By this, I mean, use the equation solver to give students the answer first, and then see if they can figure out how to use symbolic manipulation and inverse operations to reach that outcome. As an example, start with a simple linear equation, such as 2x – 5 = 31. Have students plug this into the equation solver and get the solution of 18. Then, in pairs or small groups, have students look at the original problem and try to figure out how they can manipulate the coefficients and constants using inverse operations to get to that solution of 18. So maybe, plug the 18 in for the x.  What would they have to do to the other numbers in order to isolate that 18?  This forces students to use inverse operations to try to ‘undo’ the problem and end up with 18. In doing so, they are discovering the idea that to isolate a variable, you have to undo all the things that happened to it.  Give them a harder problem. Same process….and let them get to a point where they try to solve using their ‘understanding’ of inverse, and then they use the calculator to ‘check’.  The idea here is students are figuring it out by starting with the solution and working backwards to understand the process for solving equations. And they develop the process themselves versus memorizing it.

Rather than thinking of the calculator as a solution tool, think of it as another way to help students discover where those solutions come from.

Here’s a quick video on using the Equation App (solver) on the CG50. The process is the same on Casio’s other graphing calculators.

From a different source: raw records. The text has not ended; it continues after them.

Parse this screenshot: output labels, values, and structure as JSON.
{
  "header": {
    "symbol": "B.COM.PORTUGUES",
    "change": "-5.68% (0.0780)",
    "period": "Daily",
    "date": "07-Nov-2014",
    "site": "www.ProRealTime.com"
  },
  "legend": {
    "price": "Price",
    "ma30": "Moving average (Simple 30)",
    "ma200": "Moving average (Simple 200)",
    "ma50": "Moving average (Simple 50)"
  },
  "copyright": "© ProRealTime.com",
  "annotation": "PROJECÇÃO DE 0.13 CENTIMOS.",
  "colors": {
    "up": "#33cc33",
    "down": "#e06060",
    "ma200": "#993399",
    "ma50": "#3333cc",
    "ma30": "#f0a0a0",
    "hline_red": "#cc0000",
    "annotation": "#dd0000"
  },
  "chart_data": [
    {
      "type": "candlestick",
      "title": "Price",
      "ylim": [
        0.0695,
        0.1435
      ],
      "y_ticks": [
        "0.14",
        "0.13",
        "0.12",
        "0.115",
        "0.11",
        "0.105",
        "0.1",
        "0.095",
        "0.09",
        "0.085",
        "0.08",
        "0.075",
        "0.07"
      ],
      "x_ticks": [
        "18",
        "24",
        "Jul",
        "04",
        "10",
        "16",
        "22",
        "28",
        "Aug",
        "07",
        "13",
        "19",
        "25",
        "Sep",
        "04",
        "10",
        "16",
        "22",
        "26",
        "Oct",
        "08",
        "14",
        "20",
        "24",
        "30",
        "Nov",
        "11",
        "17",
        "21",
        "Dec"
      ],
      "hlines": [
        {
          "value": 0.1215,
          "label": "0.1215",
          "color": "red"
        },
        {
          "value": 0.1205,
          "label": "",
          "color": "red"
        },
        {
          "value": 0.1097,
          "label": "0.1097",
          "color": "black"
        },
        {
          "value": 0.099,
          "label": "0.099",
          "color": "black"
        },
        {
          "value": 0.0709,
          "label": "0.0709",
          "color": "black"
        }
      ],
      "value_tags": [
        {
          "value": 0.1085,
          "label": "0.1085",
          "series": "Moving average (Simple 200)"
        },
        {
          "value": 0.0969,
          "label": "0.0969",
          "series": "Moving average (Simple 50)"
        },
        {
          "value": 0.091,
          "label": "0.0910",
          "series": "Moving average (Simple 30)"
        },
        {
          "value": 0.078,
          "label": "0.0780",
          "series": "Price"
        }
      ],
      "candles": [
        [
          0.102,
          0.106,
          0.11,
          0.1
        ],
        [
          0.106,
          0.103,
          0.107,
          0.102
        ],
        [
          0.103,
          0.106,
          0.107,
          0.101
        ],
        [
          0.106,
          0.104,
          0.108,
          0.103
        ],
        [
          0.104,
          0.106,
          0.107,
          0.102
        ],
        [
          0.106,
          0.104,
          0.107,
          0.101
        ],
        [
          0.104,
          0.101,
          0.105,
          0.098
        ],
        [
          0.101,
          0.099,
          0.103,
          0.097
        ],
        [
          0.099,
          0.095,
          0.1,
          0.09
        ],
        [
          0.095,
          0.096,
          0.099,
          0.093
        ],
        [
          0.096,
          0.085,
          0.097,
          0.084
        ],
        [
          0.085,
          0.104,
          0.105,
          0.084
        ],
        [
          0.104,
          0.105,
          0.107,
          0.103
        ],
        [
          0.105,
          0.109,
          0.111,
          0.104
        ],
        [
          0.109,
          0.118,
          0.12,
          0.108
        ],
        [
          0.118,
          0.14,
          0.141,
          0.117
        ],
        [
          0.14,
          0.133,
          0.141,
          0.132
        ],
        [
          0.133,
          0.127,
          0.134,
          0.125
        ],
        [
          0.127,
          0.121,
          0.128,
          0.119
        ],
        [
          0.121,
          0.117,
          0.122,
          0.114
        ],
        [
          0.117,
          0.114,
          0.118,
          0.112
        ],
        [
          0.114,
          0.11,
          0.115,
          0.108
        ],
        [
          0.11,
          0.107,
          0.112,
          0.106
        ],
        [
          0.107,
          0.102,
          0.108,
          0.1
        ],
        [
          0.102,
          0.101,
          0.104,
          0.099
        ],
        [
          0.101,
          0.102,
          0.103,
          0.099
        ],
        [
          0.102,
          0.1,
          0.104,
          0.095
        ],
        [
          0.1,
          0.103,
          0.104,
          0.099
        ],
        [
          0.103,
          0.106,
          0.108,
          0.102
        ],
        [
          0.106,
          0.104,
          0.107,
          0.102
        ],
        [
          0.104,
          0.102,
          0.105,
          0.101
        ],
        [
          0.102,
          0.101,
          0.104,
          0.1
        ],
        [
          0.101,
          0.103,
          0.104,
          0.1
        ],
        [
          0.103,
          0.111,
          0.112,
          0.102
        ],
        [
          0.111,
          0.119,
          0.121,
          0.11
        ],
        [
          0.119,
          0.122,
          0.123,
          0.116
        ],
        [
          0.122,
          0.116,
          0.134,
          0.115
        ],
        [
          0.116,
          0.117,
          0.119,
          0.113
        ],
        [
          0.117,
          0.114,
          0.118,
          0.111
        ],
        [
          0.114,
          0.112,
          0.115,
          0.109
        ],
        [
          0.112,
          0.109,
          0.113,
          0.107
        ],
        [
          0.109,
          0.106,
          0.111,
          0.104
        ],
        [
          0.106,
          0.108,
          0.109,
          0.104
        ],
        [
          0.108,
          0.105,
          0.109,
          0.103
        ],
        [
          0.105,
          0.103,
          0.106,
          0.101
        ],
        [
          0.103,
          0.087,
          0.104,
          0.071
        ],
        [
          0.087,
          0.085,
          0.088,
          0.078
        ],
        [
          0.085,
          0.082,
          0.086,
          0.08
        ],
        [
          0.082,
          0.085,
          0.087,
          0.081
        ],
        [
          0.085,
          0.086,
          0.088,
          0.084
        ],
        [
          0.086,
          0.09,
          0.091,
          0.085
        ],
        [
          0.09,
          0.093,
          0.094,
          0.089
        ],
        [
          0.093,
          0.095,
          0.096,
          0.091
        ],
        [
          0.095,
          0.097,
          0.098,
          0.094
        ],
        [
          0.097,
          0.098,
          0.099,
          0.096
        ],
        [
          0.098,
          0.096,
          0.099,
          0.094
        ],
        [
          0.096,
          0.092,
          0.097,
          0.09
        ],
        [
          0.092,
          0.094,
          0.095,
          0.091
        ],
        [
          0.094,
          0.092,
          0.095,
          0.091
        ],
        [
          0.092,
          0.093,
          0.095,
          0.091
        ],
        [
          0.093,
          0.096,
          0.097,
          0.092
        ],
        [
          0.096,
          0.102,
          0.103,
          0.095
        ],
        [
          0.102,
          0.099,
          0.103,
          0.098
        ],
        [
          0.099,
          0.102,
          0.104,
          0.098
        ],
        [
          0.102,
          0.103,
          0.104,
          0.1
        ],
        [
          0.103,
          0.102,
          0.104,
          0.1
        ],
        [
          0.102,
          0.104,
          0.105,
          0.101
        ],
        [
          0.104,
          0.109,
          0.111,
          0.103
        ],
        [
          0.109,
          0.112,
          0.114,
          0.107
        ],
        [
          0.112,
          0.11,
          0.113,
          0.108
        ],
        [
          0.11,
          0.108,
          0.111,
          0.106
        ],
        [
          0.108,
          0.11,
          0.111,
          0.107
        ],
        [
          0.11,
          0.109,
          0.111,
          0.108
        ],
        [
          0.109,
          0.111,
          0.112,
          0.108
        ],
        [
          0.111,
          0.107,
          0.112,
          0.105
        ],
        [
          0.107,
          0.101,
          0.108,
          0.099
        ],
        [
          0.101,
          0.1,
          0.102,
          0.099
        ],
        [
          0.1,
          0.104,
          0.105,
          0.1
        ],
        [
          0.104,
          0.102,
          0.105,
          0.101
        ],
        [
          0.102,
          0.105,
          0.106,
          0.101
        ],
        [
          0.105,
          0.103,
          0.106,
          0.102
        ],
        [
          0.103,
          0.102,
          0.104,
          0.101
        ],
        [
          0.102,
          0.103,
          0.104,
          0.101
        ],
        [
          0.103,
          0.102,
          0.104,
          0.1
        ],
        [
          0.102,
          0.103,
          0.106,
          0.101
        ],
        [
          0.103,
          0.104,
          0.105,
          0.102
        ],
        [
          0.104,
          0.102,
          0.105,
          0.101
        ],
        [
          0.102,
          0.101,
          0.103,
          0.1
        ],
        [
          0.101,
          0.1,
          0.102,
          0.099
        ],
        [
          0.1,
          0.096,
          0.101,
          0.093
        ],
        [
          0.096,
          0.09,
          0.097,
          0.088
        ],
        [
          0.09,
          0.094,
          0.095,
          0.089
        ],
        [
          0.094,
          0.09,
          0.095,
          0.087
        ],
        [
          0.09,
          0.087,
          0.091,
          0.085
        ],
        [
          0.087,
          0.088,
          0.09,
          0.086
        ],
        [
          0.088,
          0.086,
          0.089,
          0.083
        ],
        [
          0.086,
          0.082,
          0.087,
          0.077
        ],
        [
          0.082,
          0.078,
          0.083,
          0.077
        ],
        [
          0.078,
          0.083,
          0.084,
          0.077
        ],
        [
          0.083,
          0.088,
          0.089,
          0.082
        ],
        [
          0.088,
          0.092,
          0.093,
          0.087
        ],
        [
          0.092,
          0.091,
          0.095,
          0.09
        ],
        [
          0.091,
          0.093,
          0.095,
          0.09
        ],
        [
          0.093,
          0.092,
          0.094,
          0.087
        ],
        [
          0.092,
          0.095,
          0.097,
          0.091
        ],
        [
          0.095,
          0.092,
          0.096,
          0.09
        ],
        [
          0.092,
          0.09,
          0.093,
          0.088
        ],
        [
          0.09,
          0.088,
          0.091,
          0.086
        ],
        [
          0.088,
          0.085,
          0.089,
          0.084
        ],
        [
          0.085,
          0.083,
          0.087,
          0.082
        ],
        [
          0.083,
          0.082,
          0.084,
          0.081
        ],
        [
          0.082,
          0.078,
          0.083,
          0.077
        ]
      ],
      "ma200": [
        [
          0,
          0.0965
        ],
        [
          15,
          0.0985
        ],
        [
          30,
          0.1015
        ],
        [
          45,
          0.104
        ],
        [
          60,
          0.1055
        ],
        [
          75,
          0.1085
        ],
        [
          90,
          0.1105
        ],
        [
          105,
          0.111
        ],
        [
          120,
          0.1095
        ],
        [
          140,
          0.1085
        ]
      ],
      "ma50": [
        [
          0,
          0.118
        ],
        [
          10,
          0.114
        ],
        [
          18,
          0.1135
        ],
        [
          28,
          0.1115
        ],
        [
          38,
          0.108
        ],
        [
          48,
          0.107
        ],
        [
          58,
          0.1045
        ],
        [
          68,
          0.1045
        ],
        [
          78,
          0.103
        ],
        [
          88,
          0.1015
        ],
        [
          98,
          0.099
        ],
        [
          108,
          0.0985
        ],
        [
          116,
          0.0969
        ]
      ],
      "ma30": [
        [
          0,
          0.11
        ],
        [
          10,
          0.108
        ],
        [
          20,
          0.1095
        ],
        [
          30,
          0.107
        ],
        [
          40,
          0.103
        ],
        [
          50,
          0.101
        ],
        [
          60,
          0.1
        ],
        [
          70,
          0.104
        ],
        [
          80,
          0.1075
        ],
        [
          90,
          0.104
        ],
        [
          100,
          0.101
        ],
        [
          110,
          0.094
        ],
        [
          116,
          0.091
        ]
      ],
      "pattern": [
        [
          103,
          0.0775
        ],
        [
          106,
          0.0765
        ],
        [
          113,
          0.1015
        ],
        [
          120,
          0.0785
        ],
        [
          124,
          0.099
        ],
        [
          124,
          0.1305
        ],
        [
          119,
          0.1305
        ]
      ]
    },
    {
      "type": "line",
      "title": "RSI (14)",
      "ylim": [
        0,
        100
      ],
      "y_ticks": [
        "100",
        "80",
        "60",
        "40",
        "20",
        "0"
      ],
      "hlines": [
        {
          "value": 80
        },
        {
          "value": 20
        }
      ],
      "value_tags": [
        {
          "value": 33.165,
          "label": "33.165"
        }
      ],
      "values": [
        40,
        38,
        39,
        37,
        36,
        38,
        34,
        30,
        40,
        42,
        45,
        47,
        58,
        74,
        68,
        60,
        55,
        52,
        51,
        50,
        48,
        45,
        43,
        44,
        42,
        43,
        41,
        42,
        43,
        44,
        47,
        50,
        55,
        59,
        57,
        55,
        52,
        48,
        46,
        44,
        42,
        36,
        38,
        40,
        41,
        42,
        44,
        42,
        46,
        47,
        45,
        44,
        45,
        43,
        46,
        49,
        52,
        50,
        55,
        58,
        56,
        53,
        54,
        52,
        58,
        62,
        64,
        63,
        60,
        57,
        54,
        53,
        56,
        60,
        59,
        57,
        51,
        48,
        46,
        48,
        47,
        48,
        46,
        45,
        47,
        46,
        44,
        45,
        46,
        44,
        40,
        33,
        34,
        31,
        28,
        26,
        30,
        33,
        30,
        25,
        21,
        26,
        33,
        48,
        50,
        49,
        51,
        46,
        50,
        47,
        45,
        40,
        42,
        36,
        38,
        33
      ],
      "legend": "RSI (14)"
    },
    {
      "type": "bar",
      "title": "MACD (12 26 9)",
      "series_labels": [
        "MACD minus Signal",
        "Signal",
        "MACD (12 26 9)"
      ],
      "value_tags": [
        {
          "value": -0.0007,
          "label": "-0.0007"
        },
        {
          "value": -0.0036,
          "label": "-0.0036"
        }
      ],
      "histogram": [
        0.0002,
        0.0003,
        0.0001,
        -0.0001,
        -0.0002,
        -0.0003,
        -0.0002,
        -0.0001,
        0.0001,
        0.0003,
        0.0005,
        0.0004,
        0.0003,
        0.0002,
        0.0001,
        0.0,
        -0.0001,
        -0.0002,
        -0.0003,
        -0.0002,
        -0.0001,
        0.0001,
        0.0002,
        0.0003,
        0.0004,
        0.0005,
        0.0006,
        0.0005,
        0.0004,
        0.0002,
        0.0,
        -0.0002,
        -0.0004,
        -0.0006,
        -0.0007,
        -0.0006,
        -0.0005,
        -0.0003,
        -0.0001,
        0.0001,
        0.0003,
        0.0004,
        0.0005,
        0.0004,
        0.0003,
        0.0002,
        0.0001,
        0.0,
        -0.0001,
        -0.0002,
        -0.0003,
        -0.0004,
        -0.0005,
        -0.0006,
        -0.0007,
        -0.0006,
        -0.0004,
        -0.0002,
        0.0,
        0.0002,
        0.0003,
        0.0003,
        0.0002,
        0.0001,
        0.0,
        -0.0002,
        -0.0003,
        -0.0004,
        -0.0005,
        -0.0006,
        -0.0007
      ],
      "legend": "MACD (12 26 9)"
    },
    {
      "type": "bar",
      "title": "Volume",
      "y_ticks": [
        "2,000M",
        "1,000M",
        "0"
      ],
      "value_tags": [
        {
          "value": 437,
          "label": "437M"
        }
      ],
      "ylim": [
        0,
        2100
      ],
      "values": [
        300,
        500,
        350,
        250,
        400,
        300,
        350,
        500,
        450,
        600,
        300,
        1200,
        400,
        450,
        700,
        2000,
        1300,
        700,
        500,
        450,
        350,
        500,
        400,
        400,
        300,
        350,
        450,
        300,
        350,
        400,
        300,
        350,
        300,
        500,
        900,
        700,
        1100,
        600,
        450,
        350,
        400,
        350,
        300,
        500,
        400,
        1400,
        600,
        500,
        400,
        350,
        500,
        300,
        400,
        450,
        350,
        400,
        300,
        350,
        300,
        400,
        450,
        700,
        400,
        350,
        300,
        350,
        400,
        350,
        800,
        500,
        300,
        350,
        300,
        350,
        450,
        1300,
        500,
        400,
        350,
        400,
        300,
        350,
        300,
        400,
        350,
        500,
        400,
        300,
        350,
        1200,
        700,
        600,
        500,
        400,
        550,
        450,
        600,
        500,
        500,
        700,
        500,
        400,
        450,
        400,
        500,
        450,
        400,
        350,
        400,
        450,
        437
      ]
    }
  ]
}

This is another installment in the app exploration series, started last week with the Physium App.

# Multiple Representations on the Casio Graphing Calculators

One of the key things we try to help students with when studying functions is the idea of multiple representations – i.e. graphical, symbolic (equation) and table.  Ideally, we want students to be able to discern what the function represents or looks at no matter what representation they are given, and to be able to find patterns and important components about that functions from all representations.  Students should never learn about functions just through graphing, or just through symbolic manipulations or just through looking at data points in a table – they should be able to go back and forth and determine which representation is the most useful for the situation.

Unfortunately, too often, the emphasis is on one representation at a time, or at most 2. Let’s look at the graph and find the minimum, maximum, or intersection. Or, let’s find the roots of a quadratic by factoring, or symbolic manipulation. Or, here’s a table of points, where are the x-intercepts or the y-intercepts? Ideally, we want students to be able to look at all of these representations simultaneously so that they see the relationships between the representations and come to understand what the points represent in the table, in the equation, or in the graph.

Technology is one way to show all these representations at the same time, and then quickly manipulate and explore. There are obviously many technology tools out there, but as I have stated in previous posts, the most accessible technology tool for most students and teachers is the graphing calculator, not only because of it’s affordability, but because it is a tool most students have readily available.  It would be nice if all students had computers or tablets for daily classroom use, but that is still NOT the reality.

I have put together a quick video showing Casio’s three graphing calculators – the fx-9750GII, the fx-9860GII, and the CG10/20 or Casio Prizm, and how they can display the equation, graph and table representations of a function on one screen. No matter which model you have, you can achieve the same functionality, allowing students to work with multiple representations and explore relationships quickly and efficiently.

Check it out: